The Moose longs for leadership that can unite America.
Many ask the Moose why he has so much respect and admiration for John McCain. The simple answer is that Senator McCain has the unique ability to bring Americans together again. He is a profound patriot who puts country first.
Throughout his political carrier, he has reached across party and ideological lines to attempt to find solutions. And he has worked to reconcile differences that were thought to be impossible to heal.
Today, Senator McCain delivered an extraordinary address at Liberty University. It should be read by all Americans. It is a message of national unity in the face of the security challenges that confront our nation. The speech is a call for putting our differences in perspective and appreciating what we have in common,
"We have so much more that unites us than divides us. We need only to look to the enemy who now confronts us, and the benighted ideals to which Islamic extremists pledge allegiance -- their disdain for the rights of Man, their contempt for innocent human life -- to appreciate how much unites us...
"Let us exercise our responsibilities as free people.
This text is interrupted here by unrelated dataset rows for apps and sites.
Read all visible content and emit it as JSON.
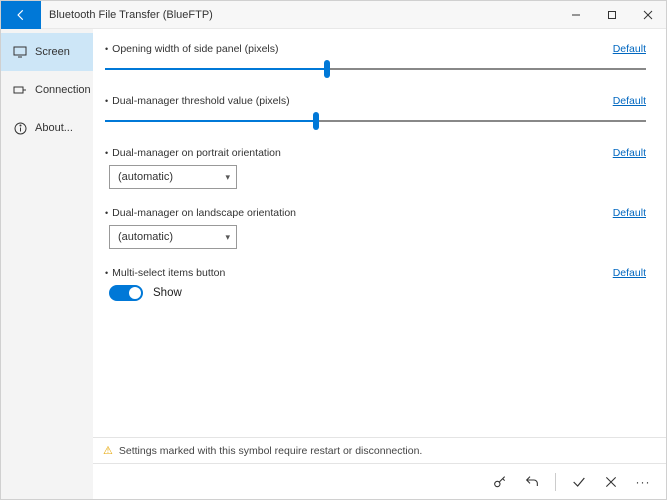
{
  "titlebar": {
    "title": "Bluetooth File Transfer (BlueFTP)"
  },
  "sidebar": {
    "items": [
      {
        "label": "Screen"
      },
      {
        "label": "Connection"
      },
      {
        "label": "About..."
      }
    ]
  },
  "settings": {
    "default_label": "Default",
    "opening_width": {
      "label": "Opening width of side panel (pixels)",
      "value_pct": 41
    },
    "dual_threshold": {
      "label": "Dual-manager threshold value (pixels)",
      "value_pct": 39
    },
    "portrait": {
      "label": "Dual-manager on portrait orientation",
      "selected": "(automatic)"
    },
    "landscape": {
      "label": "Dual-manager on landscape orientation",
      "selected": "(automatic)"
    },
    "multiselect": {
      "label": "Multi-select items button",
      "state_label": "Show"
    }
  },
  "footer": {
    "note": "Settings marked with this symbol require restart or disconnection."
  }
}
But let us remember, we are not enemies. We are compatriots defending ourselves from a real enemy. We have nothing to fear from each other. We are arguing over the means to better secure our freedom, promote the general welfare and defend our ideals. It should remain an argument among friends; each of us struggling to hear our conscience, and heed its demands; each of us, despite our differences, united in our great cause, and respectful of the goodness in each other. I have not always heeded this injunction myself, and I regret it very much."
The speech closes with the Senator describing his relationship with David Ifshin, an anti-war activist whose statements were exploited by McCain's Vietnamese captors when he was in prison. He speaks movingly of his reconciliation with Ifshin,
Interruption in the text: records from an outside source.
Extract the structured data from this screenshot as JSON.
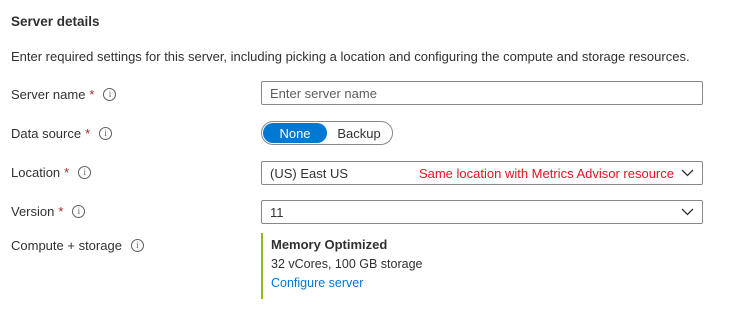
{
  "section": {
    "title": "Server details",
    "description": "Enter required settings for this server, including picking a location and configuring the compute and storage resources."
  },
  "fields": {
    "server_name": {
      "label": "Server name",
      "required_mark": "*",
      "info_icon": "i",
      "placeholder": "Enter server name",
      "value": ""
    },
    "data_source": {
      "label": "Data source",
      "required_mark": "*",
      "info_icon": "i",
      "options": [
        "None",
        "Backup"
      ],
      "selected": "None"
    },
    "location": {
      "label": "Location",
      "required_mark": "*",
      "info_icon": "i",
      "value": "(US) East US",
      "annotation": "Same location with Metrics Advisor resource"
    },
    "version": {
      "label": "Version",
      "required_mark": "*",
      "info_icon": "i",
      "value": "11"
    },
    "compute_storage": {
      "label": "Compute + storage",
      "info_icon": "i",
      "tier": "Memory Optimized",
      "detail": "32 vCores, 100 GB storage",
      "link": "Configure server"
    }
  },
  "colors": {
    "accent": "#0078d4",
    "required": "#a4262c",
    "annotation": "#e81123",
    "summary_bar": "#8cbd18",
    "border": "#8a8886"
  },
  "icons": {
    "info": "info-icon",
    "dropdown": "chevron-down-icon"
  }
}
"We met some years later. He approached me and asked to apologize for the mistake he believed he had made as a young man. Many years had passed since then, and I bore little animosity for anyone because of what they had done or not done during the Vietnam War. It was an easy thing to accept such a decent act, and we moved beyond our old grievance...
"We worked together in an organization dedicated to promoting human rights in the country where he and I had once come for different reasons. I came to admire him for his generosity, his passion for his ideals, for the largeness of his heart, and I realized he had not been my enemy, but my countryman . . . my countryman . . . and later my friend. His friendship honored me. We disagreed over much. Our politics were often opposed, and we argued those disagreements. But we worked together for our shared ideals. We were not always in the right, but we weren'’t always in the wrong either, and we defended our beliefs as we had each been given the wisdom to defend them.
"David remained my countryman and my friend, until the day of his death, at the age of forty-seven, when he left a loving wife and three beautiful children, and legions of friends behind him. His country was a better place for his service to her, and I had become a better man for my friendship with him. God bless him."
At this time of intense polarization, it is heartening to hear a message that elevates our national dialog. And now, more than ever, America needs leaders like Senator McCain who can bring our county together again. --